→ **Data excerpts**
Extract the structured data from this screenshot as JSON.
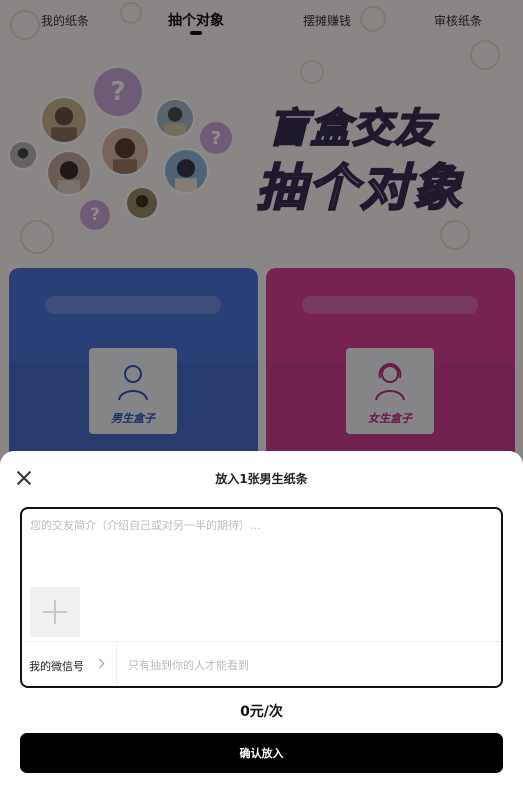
{
  "tabs": [
    {
      "label": "我的纸条",
      "active": false
    },
    {
      "label": "抽个对象",
      "active": true
    },
    {
      "label": "摆摊赚钱",
      "active": false
    },
    {
      "label": "审核纸条",
      "active": false
    }
  ],
  "hero": {
    "line1": "盲盒交友",
    "line2": "抽个对象",
    "question_mark": "?"
  },
  "boxes": {
    "male": {
      "label": "男生盒子",
      "color": "#4c73d6"
    },
    "female": {
      "label": "女生盒子",
      "color": "#d8419a"
    }
  },
  "sheet": {
    "title": "放入1张男生纸条",
    "intro_placeholder": "您的交友简介（介绍自己或对另一半的期待）...",
    "intro_value": "",
    "wechat_label": "我的微信号",
    "wechat_placeholder": "只有抽到你的人才能看到",
    "wechat_value": "",
    "price": "0元/次",
    "confirm_label": "确认放入"
  },
  "icons": [
    "close-icon",
    "add-photo-icon",
    "chevron-right-icon"
  ]
}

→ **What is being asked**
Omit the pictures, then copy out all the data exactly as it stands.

→ **Solution to this task**
Extract the structured data from this screenshot as JSON.
{
  "tabs": [
    {
      "label": "我的纸条",
      "active": false
    },
    {
      "label": "抽个对象",
      "active": true
    },
    {
      "label": "摆摊赚钱",
      "active": false
    },
    {
      "label": "审核纸条",
      "active": false
    }
  ],
  "hero": {
    "line1": "盲盒交友",
    "line2": "抽个对象",
    "question_mark": "?"
  },
  "boxes": {
    "male": {
      "label": "男生盒子",
      "color": "#4c73d6"
    },
    "female": {
      "label": "女生盒子",
      "color": "#d8419a"
    }
  },
  "sheet": {
    "title": "放入1张男生纸条",
    "intro_placeholder": "您的交友简介（介绍自己或对另一半的期待）...",
    "intro_value": "",
    "wechat_label": "我的微信号",
    "wechat_placeholder": "只有抽到你的人才能看到",
    "wechat_value": "",
    "price": "0元/次",
    "confirm_label": "确认放入"
  },
  "icons": [
    "close-icon",
    "add-photo-icon",
    "chevron-right-icon"
  ]
}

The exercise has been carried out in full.